### Task details
Scan the entries below and report only how many lines contain "Then".

### Supplied records
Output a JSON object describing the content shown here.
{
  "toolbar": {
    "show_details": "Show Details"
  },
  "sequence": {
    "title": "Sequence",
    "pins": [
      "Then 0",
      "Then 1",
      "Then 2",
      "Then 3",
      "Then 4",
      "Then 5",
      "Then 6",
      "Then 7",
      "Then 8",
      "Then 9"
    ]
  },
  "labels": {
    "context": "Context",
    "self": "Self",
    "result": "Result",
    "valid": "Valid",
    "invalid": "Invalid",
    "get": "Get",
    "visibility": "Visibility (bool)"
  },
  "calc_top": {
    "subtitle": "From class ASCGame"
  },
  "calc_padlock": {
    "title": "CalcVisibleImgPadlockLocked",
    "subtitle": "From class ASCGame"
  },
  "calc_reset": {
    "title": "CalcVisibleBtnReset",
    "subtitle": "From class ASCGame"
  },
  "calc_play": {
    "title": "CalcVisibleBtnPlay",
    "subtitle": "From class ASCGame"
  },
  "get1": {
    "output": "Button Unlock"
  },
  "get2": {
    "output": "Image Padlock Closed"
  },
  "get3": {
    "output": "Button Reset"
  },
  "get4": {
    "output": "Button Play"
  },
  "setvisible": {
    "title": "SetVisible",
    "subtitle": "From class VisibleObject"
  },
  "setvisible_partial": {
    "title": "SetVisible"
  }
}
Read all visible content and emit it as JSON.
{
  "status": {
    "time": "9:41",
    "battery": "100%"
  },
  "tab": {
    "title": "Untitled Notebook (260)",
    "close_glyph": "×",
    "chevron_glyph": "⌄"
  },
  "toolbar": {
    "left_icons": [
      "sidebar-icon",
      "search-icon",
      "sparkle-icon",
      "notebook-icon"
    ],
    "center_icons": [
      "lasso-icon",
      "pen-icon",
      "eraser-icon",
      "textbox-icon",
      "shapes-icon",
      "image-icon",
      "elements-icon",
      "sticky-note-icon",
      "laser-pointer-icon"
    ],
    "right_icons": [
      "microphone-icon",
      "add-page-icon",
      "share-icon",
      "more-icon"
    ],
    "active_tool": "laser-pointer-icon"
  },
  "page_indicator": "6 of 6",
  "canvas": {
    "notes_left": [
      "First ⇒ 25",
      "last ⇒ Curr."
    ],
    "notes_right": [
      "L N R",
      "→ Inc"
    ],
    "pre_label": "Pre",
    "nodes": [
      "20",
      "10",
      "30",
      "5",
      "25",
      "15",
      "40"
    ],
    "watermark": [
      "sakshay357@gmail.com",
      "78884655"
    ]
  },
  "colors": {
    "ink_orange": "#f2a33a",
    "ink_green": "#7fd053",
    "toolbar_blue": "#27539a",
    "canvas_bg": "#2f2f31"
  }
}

### Reply
10